Where in the listing does the word "JSON" appear? Report each line that holds it.
========
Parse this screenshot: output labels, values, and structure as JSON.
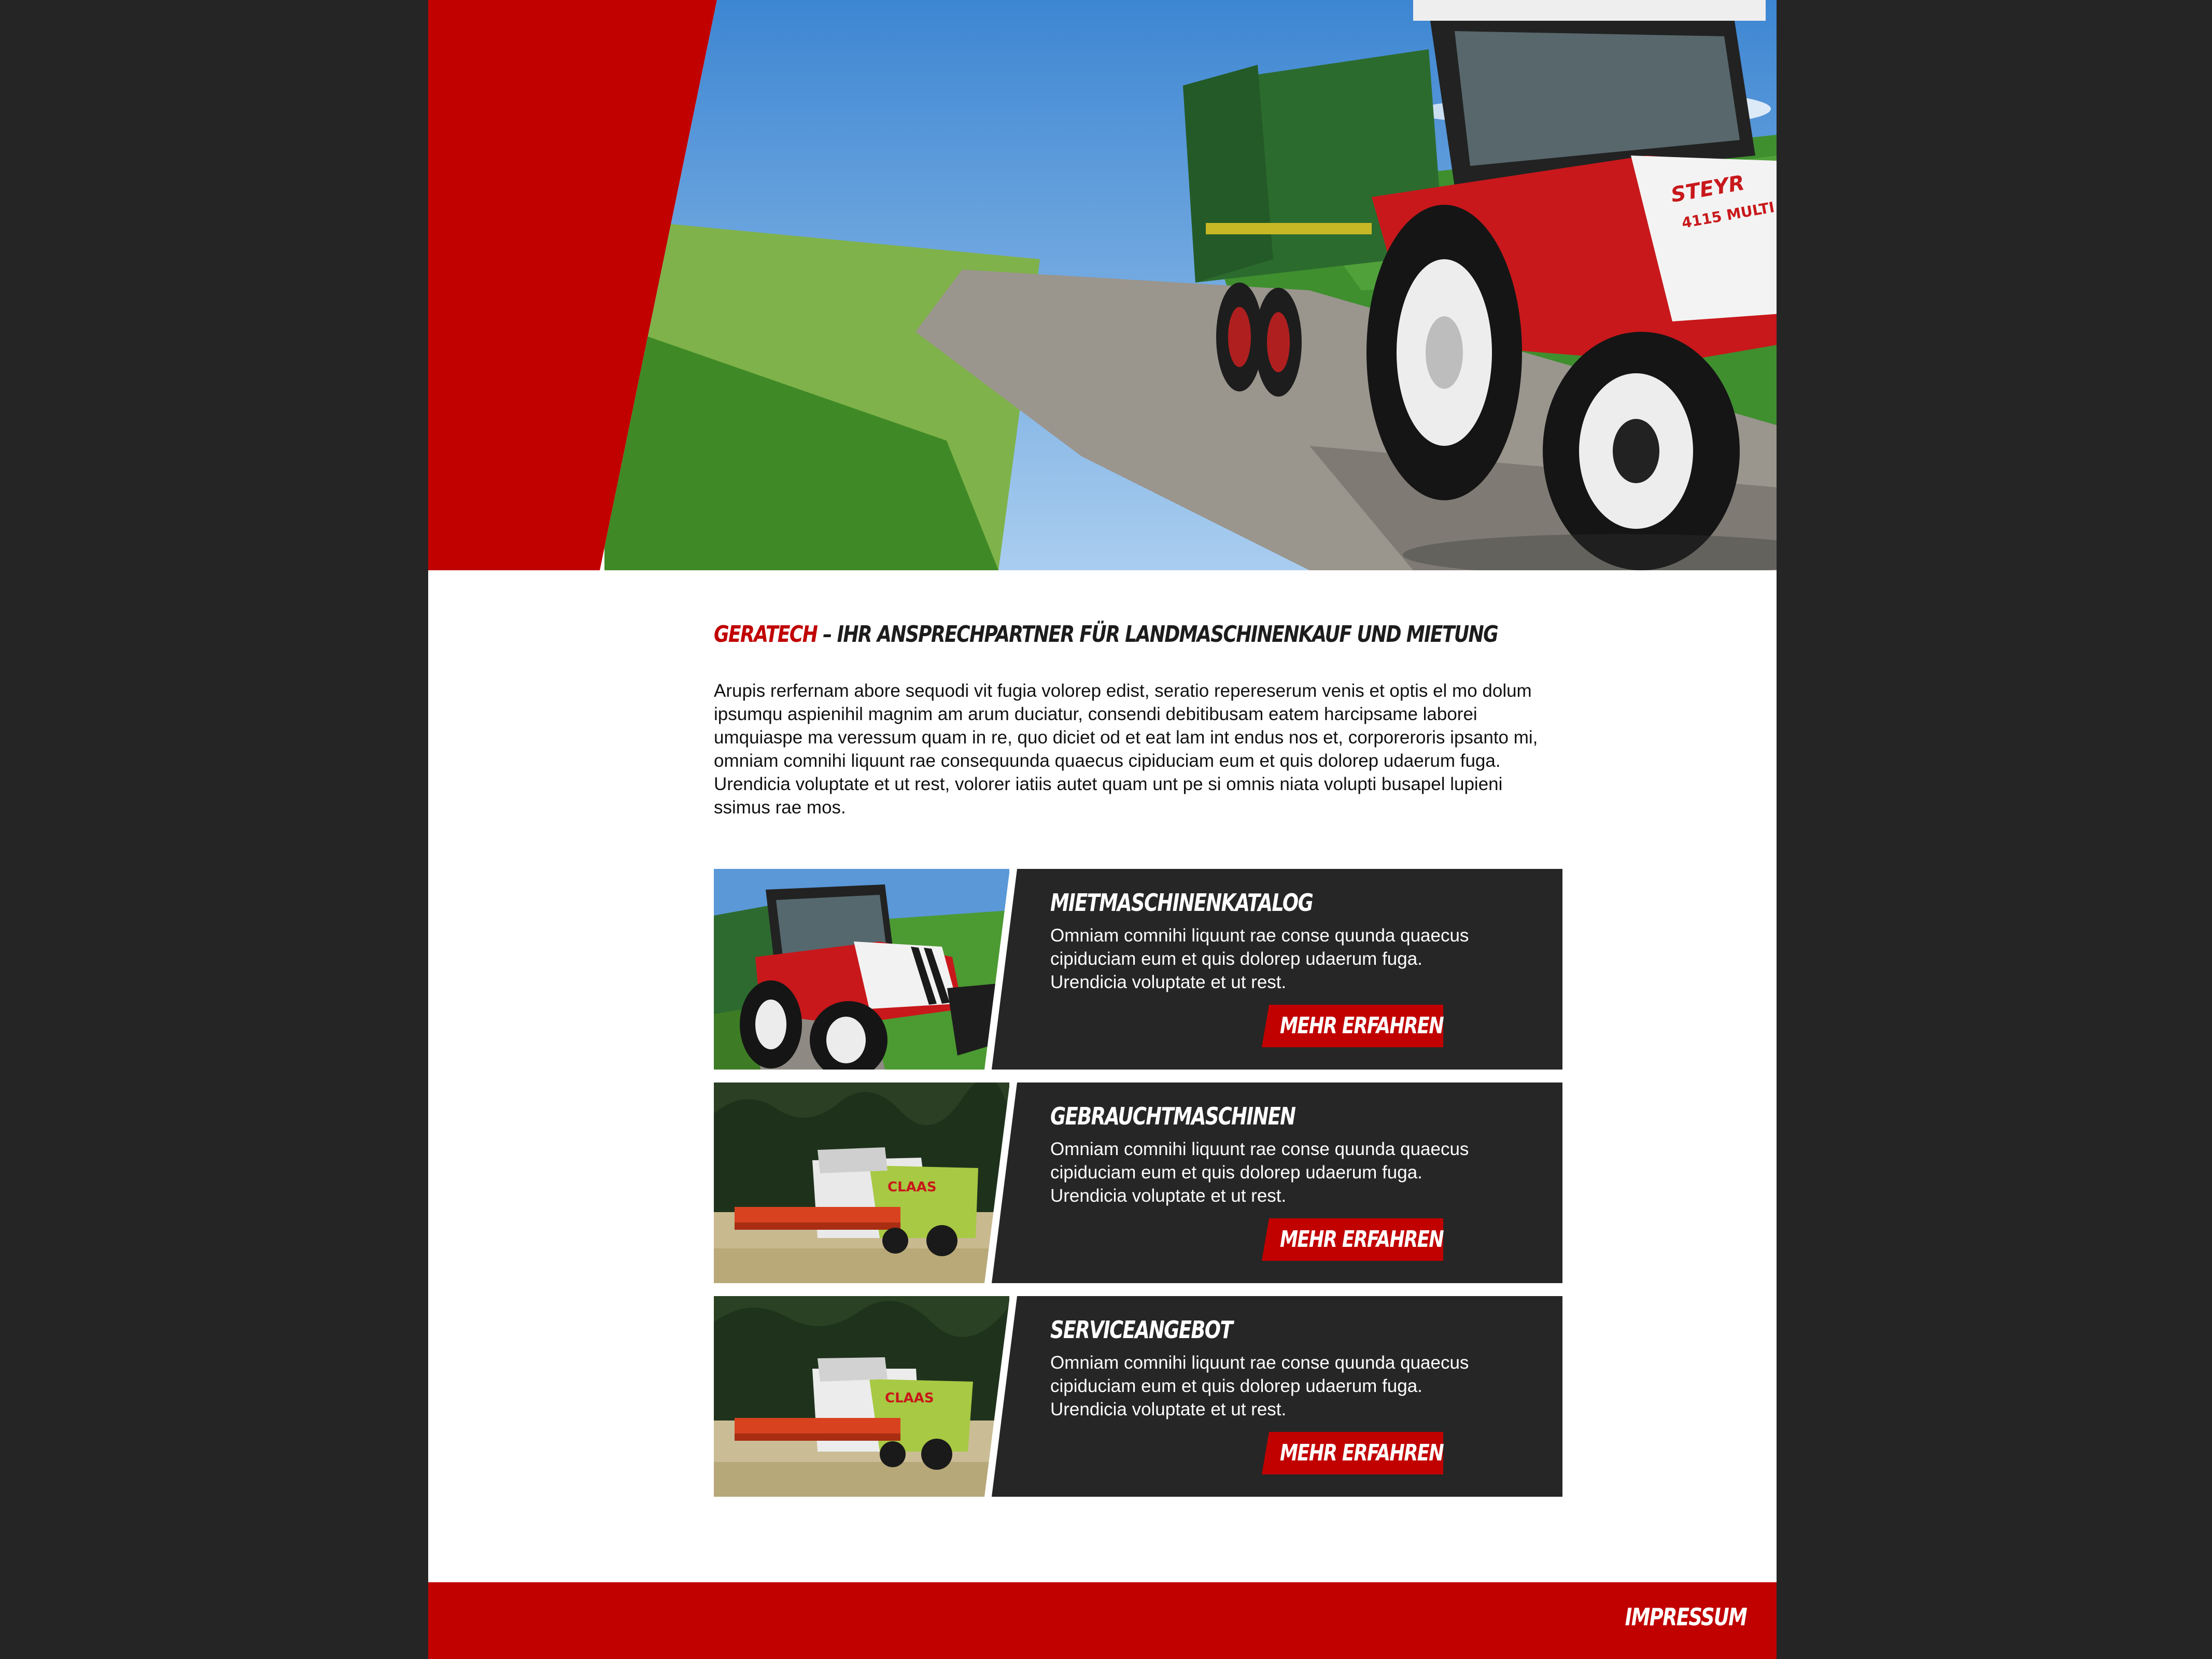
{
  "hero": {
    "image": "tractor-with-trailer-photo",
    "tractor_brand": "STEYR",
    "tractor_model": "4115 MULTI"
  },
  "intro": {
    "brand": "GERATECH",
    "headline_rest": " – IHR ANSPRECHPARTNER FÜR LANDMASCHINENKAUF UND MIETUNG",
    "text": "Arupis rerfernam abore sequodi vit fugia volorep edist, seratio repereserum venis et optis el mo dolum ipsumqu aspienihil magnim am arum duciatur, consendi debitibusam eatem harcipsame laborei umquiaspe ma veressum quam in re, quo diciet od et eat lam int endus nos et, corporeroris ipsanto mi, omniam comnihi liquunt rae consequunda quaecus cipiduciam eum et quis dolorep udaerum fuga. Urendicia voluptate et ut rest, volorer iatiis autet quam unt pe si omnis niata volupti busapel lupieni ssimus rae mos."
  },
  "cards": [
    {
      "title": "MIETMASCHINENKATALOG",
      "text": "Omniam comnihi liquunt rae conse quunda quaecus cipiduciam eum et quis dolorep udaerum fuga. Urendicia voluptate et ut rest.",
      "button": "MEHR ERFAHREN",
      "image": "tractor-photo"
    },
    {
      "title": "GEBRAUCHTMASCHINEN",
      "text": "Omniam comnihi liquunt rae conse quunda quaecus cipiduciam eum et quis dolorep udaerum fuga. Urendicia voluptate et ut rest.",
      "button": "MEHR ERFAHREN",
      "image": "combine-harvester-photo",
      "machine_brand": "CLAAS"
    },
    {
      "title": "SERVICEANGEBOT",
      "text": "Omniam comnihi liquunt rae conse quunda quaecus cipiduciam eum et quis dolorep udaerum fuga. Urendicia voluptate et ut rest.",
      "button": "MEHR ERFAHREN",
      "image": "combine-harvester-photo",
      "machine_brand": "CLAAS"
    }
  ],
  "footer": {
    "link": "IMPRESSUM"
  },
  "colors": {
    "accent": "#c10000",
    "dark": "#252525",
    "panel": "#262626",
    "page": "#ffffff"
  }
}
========
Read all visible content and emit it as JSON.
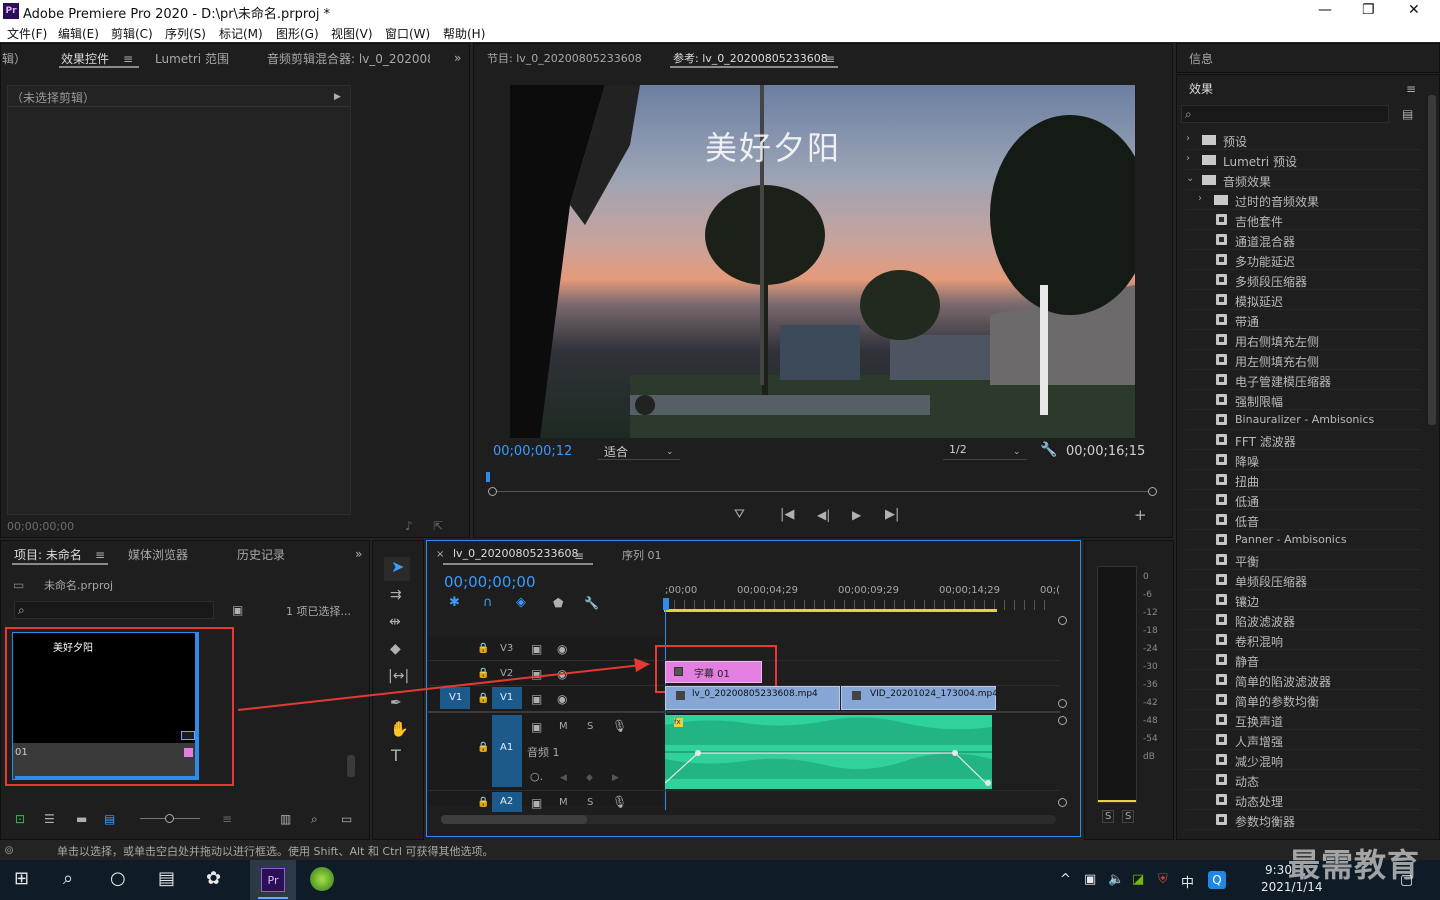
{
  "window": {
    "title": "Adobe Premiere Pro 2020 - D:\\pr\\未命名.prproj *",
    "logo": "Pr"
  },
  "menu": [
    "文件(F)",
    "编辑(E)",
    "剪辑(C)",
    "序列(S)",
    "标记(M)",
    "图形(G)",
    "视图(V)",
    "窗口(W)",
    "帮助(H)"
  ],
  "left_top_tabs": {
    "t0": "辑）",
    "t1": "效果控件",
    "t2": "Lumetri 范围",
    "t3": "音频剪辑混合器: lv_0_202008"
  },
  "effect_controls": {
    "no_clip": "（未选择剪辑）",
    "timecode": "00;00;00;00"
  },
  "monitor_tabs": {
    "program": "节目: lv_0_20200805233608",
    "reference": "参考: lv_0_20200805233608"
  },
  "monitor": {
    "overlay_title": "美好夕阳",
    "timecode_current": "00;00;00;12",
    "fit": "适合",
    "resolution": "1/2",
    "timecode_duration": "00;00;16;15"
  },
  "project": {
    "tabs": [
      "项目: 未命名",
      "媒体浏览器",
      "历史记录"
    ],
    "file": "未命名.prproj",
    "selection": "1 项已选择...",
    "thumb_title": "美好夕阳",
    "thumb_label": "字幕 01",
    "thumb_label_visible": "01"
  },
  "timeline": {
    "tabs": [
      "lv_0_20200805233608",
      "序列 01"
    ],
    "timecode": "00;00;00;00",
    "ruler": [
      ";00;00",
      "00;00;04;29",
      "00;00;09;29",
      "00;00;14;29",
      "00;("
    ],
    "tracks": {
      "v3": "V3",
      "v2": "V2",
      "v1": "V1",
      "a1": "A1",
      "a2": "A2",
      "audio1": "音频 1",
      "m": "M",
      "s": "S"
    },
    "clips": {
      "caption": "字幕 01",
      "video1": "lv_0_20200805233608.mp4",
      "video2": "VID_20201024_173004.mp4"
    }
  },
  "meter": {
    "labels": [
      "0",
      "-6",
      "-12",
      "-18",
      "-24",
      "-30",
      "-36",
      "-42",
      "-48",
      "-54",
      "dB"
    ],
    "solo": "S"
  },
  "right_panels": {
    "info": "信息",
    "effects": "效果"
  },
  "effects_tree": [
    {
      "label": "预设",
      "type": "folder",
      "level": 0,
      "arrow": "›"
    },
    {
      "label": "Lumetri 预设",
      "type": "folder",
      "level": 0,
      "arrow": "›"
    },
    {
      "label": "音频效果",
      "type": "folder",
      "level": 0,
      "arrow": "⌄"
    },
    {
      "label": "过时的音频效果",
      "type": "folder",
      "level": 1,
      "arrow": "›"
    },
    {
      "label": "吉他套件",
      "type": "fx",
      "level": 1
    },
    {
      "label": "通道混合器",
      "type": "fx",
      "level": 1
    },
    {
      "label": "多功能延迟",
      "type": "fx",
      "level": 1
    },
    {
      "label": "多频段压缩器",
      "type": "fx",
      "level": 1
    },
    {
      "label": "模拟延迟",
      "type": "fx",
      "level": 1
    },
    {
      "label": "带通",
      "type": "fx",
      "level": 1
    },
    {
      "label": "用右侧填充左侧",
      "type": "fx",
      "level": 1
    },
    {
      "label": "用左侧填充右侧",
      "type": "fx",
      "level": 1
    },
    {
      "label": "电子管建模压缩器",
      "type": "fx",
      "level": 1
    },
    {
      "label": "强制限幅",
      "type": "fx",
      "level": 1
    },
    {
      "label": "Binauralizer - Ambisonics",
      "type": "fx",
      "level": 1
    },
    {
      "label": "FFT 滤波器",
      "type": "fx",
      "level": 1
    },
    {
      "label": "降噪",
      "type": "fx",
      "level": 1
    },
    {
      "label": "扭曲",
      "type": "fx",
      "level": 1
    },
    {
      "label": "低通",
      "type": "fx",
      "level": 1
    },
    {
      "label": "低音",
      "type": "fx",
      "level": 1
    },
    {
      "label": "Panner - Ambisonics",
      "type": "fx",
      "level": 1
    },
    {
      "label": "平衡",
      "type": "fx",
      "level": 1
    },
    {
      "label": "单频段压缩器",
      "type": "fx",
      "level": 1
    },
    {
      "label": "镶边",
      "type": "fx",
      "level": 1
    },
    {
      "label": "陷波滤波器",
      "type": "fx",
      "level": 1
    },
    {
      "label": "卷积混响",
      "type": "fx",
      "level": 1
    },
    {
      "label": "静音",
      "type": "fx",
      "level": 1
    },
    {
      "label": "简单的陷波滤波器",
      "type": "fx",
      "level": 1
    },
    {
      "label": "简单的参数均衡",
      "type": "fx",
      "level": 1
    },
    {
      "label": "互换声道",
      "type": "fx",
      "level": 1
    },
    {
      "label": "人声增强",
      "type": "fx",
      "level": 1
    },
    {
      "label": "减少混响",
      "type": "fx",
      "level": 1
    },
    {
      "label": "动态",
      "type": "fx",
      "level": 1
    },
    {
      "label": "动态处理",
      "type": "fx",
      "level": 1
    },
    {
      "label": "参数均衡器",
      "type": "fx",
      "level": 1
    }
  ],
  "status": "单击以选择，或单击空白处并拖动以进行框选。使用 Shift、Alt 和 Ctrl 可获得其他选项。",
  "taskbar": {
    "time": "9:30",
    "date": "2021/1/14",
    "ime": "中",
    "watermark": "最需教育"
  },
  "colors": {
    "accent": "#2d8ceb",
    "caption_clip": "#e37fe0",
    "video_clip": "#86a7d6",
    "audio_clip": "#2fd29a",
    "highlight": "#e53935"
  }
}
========
▶ [Exercise result]:
Parse this screenshot: output labels, values, and structure as JSON.
Read all visible content and emit it as JSON.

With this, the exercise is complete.